- File Size: 9860 KB
- Print Length: 138 pages
- Page Numbers Source ISBN: 0988551268
- Simultaneous Device Usage: Unlimited
- Publisher: New Lit Salon Press (June 9, 2014)
- Publication Date: June 9, 2014
- Sold by: Amazon Digital Services LLC
- Language: English
- ASIN: B00KVVR7SG
- Text-to-Speech: Enabled
- Word Wise: Enabled
- Lending: Enabled
- Amazon Best Sellers Rank: #2,191,946 Paid in Kindle Store (See Top 100 Paid in Kindle Store)
|Print List Price:||$12.00|
Save $6.01 (50%)
Behind the Yellow Wallpaper: New Tales of Madness Kindle Edition
|New from||Used from|
|Length: 138 pages||Word Wise: Enabled||Enhanced Typesetting: Enabled|
|Page Flip: Enabled||
Matchbook Price: $2.99
For thousands of qualifying books, your past, present, and future print-edition purchases now lets you buy the Kindle edition for $2.99 or less. (Textbooks available for $9.99 or less.)
- Similar books to Behind the Yellow Wallpaper: New Tales of Madness
Try Kindle Countdown Deals
Explore limited-time discounted eBooks. Learn more.
Enter your mobile number or email address below and we'll send you a link to download the free Kindle App. Then you can start reading Kindle books on your smartphone, tablet, or computer - no Kindle device required.
To get the free app, enter your mobile phone number.

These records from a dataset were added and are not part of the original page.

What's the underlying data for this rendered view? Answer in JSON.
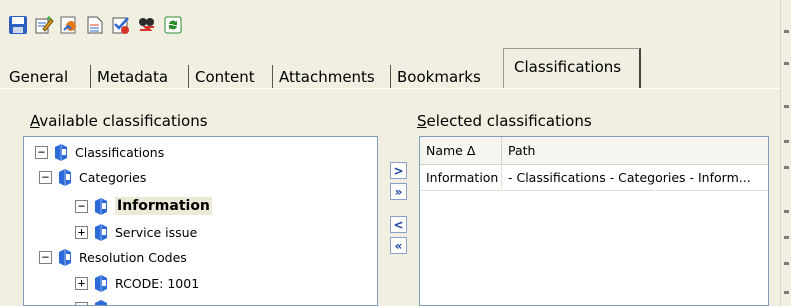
{
  "toolbar": {
    "buttons": [
      {
        "name": "save-icon"
      },
      {
        "name": "edit-notes-icon"
      },
      {
        "name": "assign-icon"
      },
      {
        "name": "document-icon"
      },
      {
        "name": "checkout-icon"
      },
      {
        "name": "transfer-icon"
      },
      {
        "name": "refresh-icon"
      }
    ]
  },
  "tabs": [
    {
      "label": "General"
    },
    {
      "label": "Metadata"
    },
    {
      "label": "Content"
    },
    {
      "label": "Attachments"
    },
    {
      "label": "Bookmarks"
    },
    {
      "label": "Classifications",
      "active": true
    }
  ],
  "available": {
    "label_accel": "A",
    "label_rest": "vailable classifications",
    "tree": [
      {
        "label": "Classifications",
        "expander": "−",
        "level": 0
      },
      {
        "label": "Categories",
        "expander": "−",
        "level": 1
      },
      {
        "label": "Information",
        "expander": "−",
        "level": 2,
        "selected": true
      },
      {
        "label": "Service issue",
        "expander": "+",
        "level": 2
      },
      {
        "label": "Resolution Codes",
        "expander": "−",
        "level": 1
      },
      {
        "label": "RCODE: 1001",
        "expander": "+",
        "level": 2
      }
    ]
  },
  "selected": {
    "label_accel": "S",
    "label_rest": "elected classifications",
    "columns": {
      "name": "Name",
      "sort_indicator": "Δ",
      "path": "Path"
    },
    "rows": [
      {
        "name": "Information",
        "path": "- Classifications - Categories - Inform..."
      }
    ]
  },
  "mover": {
    "add": ">",
    "add_all": "»",
    "remove": "<",
    "remove_all": "«"
  },
  "colors": {
    "background": "#f1efe2",
    "box_border": "#7f9db9",
    "icon_blue": "#2b6ad8"
  }
}
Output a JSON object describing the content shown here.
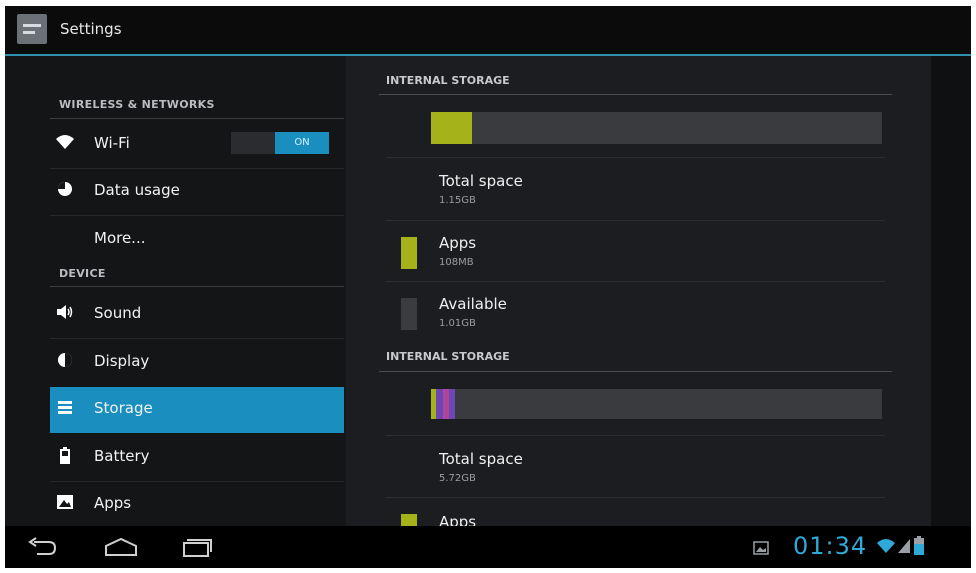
{
  "actionbar": {
    "title": "Settings",
    "icon": "settings-icon"
  },
  "sidebar": {
    "sections": [
      {
        "header": "WIRELESS & NETWORKS"
      },
      {
        "header": "DEVICE"
      }
    ],
    "items": [
      {
        "label": "Wi-Fi",
        "icon": "wifi-icon"
      },
      {
        "label": "Data usage",
        "icon": "data-usage-icon"
      },
      {
        "label": "More...",
        "icon": ""
      },
      {
        "label": "Sound",
        "icon": "speaker-icon"
      },
      {
        "label": "Display",
        "icon": "display-icon"
      },
      {
        "label": "Storage",
        "icon": "storage-icon",
        "selected": true
      },
      {
        "label": "Battery",
        "icon": "battery-icon"
      },
      {
        "label": "Apps",
        "icon": "apps-icon"
      }
    ],
    "wifi_toggle": {
      "state": "ON"
    }
  },
  "main": {
    "storage_sections": [
      {
        "header": "INTERNAL STORAGE",
        "items": [
          {
            "title": "Total space",
            "value": "1.15GB"
          },
          {
            "title": "Apps",
            "value": "108MB",
            "color": "#a6b21a"
          },
          {
            "title": "Available",
            "value": "1.01GB",
            "color": "#3b3c3f"
          }
        ]
      },
      {
        "header": "INTERNAL STORAGE",
        "items": [
          {
            "title": "Total space",
            "value": "5.72GB"
          },
          {
            "title": "Apps",
            "value": "",
            "color": "#a6b21a"
          }
        ]
      }
    ]
  },
  "navbar": {
    "clock": "01:34"
  },
  "colors": {
    "accent": "#1a8fbf",
    "apps": "#a6b21a",
    "clock": "#2ea9d8"
  }
}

Would you like to tell us about a lower price?
Top customer reviews
There was a problem filtering reviews right now. Please try again later.
Behind the Yellow Wallpaper: New Tales of Madness (New Lit Salon Press, 2014) is an apropos title for a 21st century manifestation of the madness established by Charlotte Perkins Gilman. Behind the Yellow Wallpaper consists of fifteen works that balance originality while understanding their fiction writing Mothers such as Charlotte Perkins Gilman, Shirley Jackson, Kate Chopin. An example is Tracie Orsi’s “Waiting for Jordan,” which employs Chopin’s ending to The Awakening in the context of a wife fighting internally to endure her husband’s deployment to Iraq.
But do not think that the women in these stories passively suffer and they are definitely not victims. Quite the contrary in Gabriela Denise Frank’s story “Pas de Deux” and Leah Chaffins’s “Last Caress” which feature female killers. Madness, however, does not always mean inflicting pain on others. Laura Hartenberger’s story “The Ideal Customer,” for instance, focuses on an office worker tired of her job creating templates. To break free from the confinement of templates: she gets a face tattoo.
If you enjoy the grotesque and uncanny—what better ways to express contemporary life?—then you should immediately pick up a copy of Behind the Yellow Wallpaper.
Reviewed by Hardy Jones